Like a pro ball player or a touring musician, Pete Souza spent eight years at one of those jobs that doesn’t really seem like work from the outside.
As the chief official White House photographer for President Barack Obama, Souza had a front-row seat to a historic presidency. Every day, he worked with his compelling and photogenic subject. He witnessed world-changing events and charming private moments. And he spent his evenings editing and compiling an awesome (in the truest sense of the word) photographic archive of Obama’s time in office.
It seems Souza had the coolest job in the world, but it’s more complicated than that, he says. “I understand why people say that... and there are days that I felt like that,” he tells me over the phone. “[But] it’s a very difficult job, physically and mentally. Some days it’s kind of like watching paint dry. Not every day is an exciting day.”
But every day is an important day. Souza was the man behind the iconic White House Situation Room photo taken during the raid on Osama bin Laden’s compound, the shot of Obama leaning down to let a Black boy feel his hair, and scores of other images featured in Souza’s new book, Obama: An Intimate Portrait. The photographer’s been touring with the book for months now, but he still gets choked up when he talks about a photo he took of Obama hearing about the Sandy Hook school shooting.
Souza thinks the contrast of the Trump presidency gives images of the Obama White House more emotional resonance.
“I think if Hillary had won the election, my book would’ve still done well, but I don’t think people would still be reacting to it in the same way,” he says.
But they are, and Souza has become something of a rockstar, thanks to his book and his popular personal Instagram account. On Tuesday, he’ll return to Portland for the second time to promote An Intimate Portrait with two scheduled presentations. Souza’s show always turns into more than just a show-and-tell, he says.
“It’s sort of a communal affair where... like-minded people come together and reminisce about what we had and where we are now,” he says.
For his part, Souza’s ready to return to anonymity and get back to the business of taking pictures. (He’s a former newspaper photographer, and recently stayed with Seattle musician Brandi Carlile for a week to document her working on a new album.) He hopes to slow down or stop the speaking engagements, and start letting the images do the talking again.

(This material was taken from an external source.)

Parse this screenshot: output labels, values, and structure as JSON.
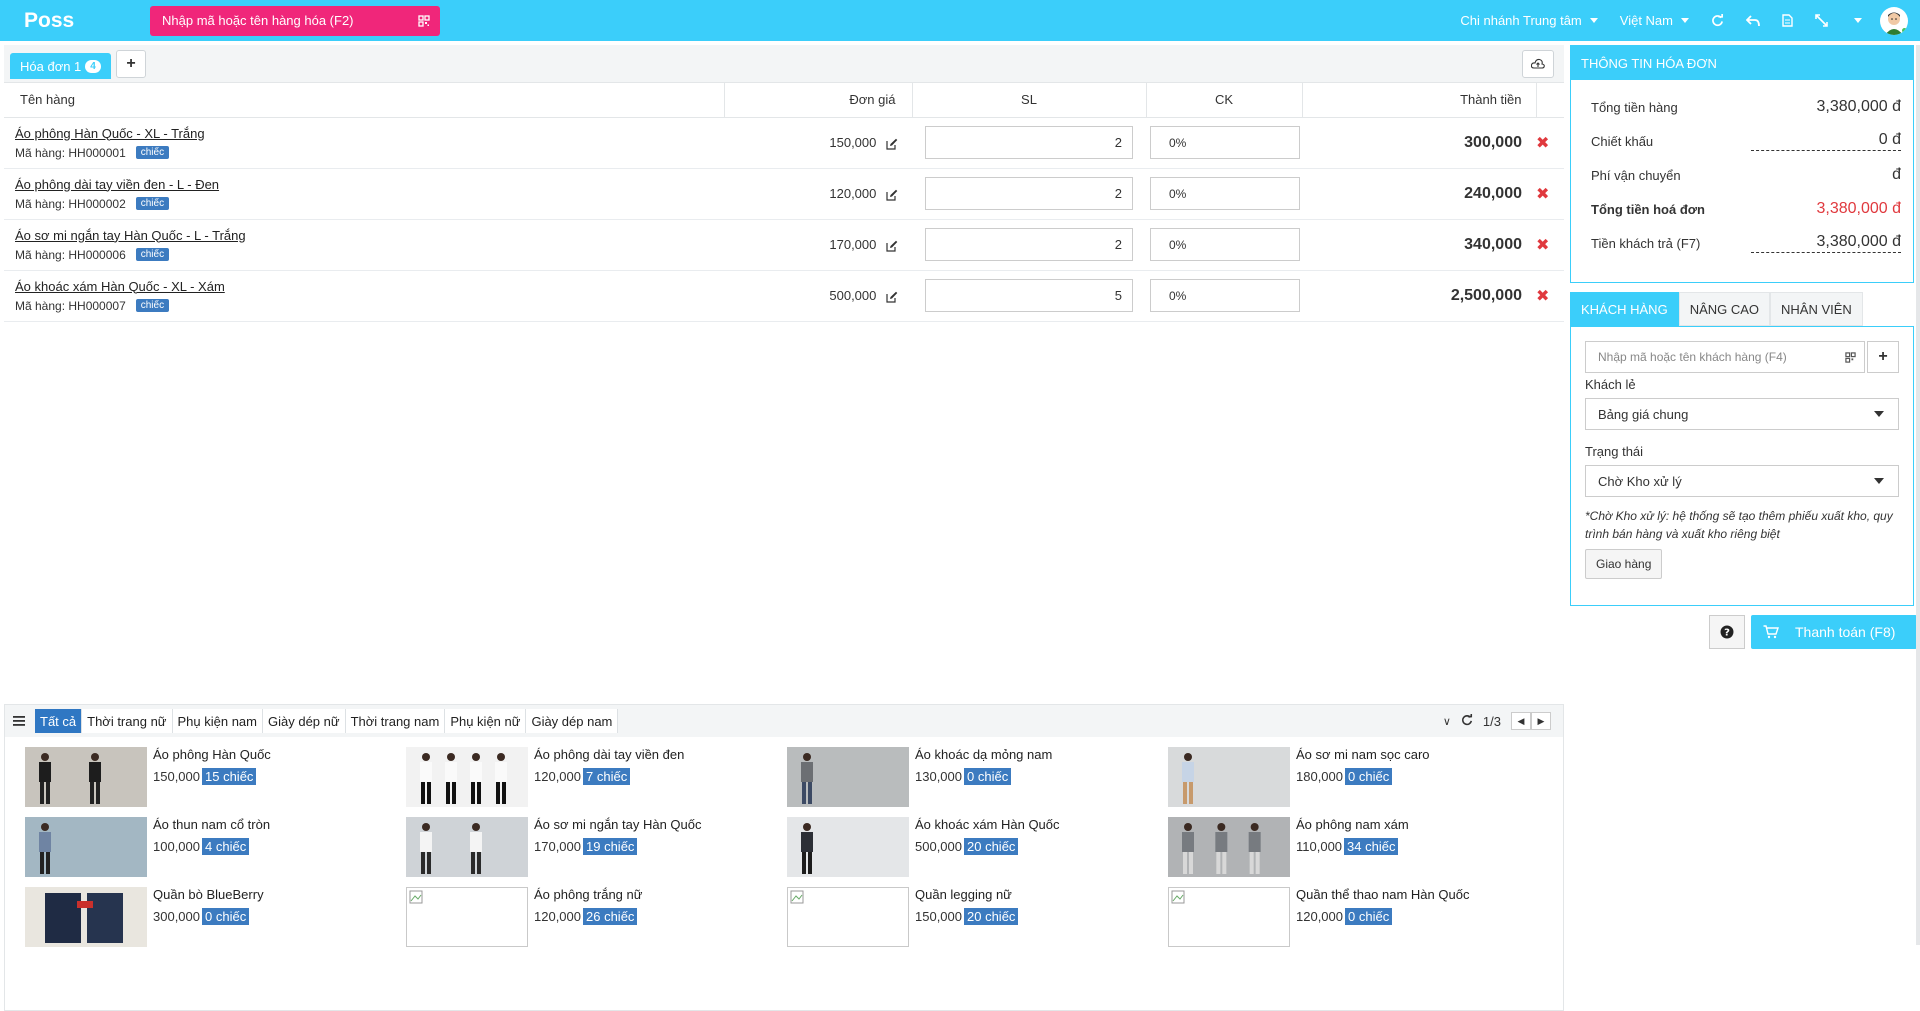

“I set my bar high. I wanted to create the best photographic archive that has ever been done,” he says. “That was my goal. Other people will have to judge how I did, but that’s what I was reaching for.”